Background: The annual health burden of physical inac-tivity in the UK is estimated to be £1.06 billion. The World Health Organisation recommendations are for adults to be engaged in moderate intensity physical activity for at least half an hour a day on five days a week. It is possible that there are inherent conditions which influence physical activ-ity participation. Children with Developmental Coordination Disorder (DCD)/Dyspraxia are noted to be less physically active than their peers. DCD/Dyspraxia is a neurodevelop-mental disorder affecting motor function and organisation; continues into adulthood and associated with Joint Hyper-mobility Syndrome (JHS). JHS is a multisystemic disorder characterised by chronic pain, musculoskeletal and auto-nomic symptoms and fatigue. Purpose: To explore factors which may affect time spent engaged in weekly physical activity in adults with JHS com-pared with healthy volunteers (HVs). Methods: 90 patients with JHS (mean age 34.7 ± 9.9 years, 83 female), diagnosed by a consultant Rheumatologist according to the Brighton Criteria were compared with 113 HVs with no musculoskeletal pain (mean age 35.7 ± 12.9, 82 female). Information relating to types of physical activity, time spent engaged in physical activity, and common symp-toms associated with JHS (Pain, chronic fatigue, autonomic symptoms, DCD/Dyspraxia) were collected using self-report questionnaires (Functional Difficulties Questionnaire, Phys-ical Activity Questionnaire) and pain chart. Numerical data were analysed using chi square and logistic regression anal-ysis. Results: Walking was the commonest type of physical activity reported (62% HV and 63% Patients with JHS). There was no significant difference in the time spent engaged in physical activity for more than 3 hours a week between Patients with JHS (57%) and HV (66%) chi square 1.75 [95% CI 1.04–4.15] p = 0.187. The odds of patients with JHS with-out DCD/Dyspraxia (70%) being engaged in physical activity for more than 3 hours compared with patients with JHS and DCD/Dyspraxia (47%) were 2.64 [95%CI 1.1–6.4] greater. Both Patients with JHS and HV without DCD/Dyspraxia were 3 times [95%CI 1.43–5.55] more likely to be engaged in physical activity for 3 hours or more a week than patients with JHS and HV with DCD/Dyspraxia. These results indicated that DCD/Dyspraxia was a statistically significant predic-tor of reduced physical activity in both populations. Logistic regression revealed that age, sex, pain, chronic fatigue and autonomic symptoms were not statistically significantly asso-ciated with reduced physical activity in either the patient with JHS or HV groups.
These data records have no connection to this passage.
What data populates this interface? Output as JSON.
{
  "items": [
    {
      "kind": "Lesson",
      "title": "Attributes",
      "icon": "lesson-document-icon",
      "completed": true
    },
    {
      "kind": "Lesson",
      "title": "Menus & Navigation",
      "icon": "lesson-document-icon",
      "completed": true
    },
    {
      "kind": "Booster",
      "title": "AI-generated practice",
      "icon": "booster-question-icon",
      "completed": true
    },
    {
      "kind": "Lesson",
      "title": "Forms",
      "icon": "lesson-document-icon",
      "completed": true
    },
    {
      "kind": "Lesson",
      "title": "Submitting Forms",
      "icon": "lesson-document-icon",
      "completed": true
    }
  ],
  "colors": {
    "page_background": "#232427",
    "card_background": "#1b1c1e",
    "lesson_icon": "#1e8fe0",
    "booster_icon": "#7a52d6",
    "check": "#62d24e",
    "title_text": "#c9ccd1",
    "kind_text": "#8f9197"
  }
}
Conclusion(s): This is the first study to report the asso-ciation between DCD/Dyspraxia in adults with reduced time spent engaged in weekly physical activity. There was no sig-nificant association of symptoms that might be expected to impact on physical activity participation for example pain, chronic fatigue and autonomic symptoms. Implications: Physical inactivity is a significant burden globally and is the fourth leading risk factor for mortality as one of the major determinants of non-communicable dis-ease (NCD). This study indicates that DCD/Dyspraxia may be a contributor to physical inactivity. The small numbers in this study preclude any generalizability and larger epidemi-ological studies are required to explore this association more thoroughly.
Clark, C. J., Khattab, A., & Carr, E. C. J. (2015). Are Developmental Coordination Disorder (DCD)/Dyspraxia and/or Joint Hypermobility Syndrome inherent determinants of physical inactivity. Physiotherapy, 101, e254. https://doi.org/10.1016/j.physio.2015.03.436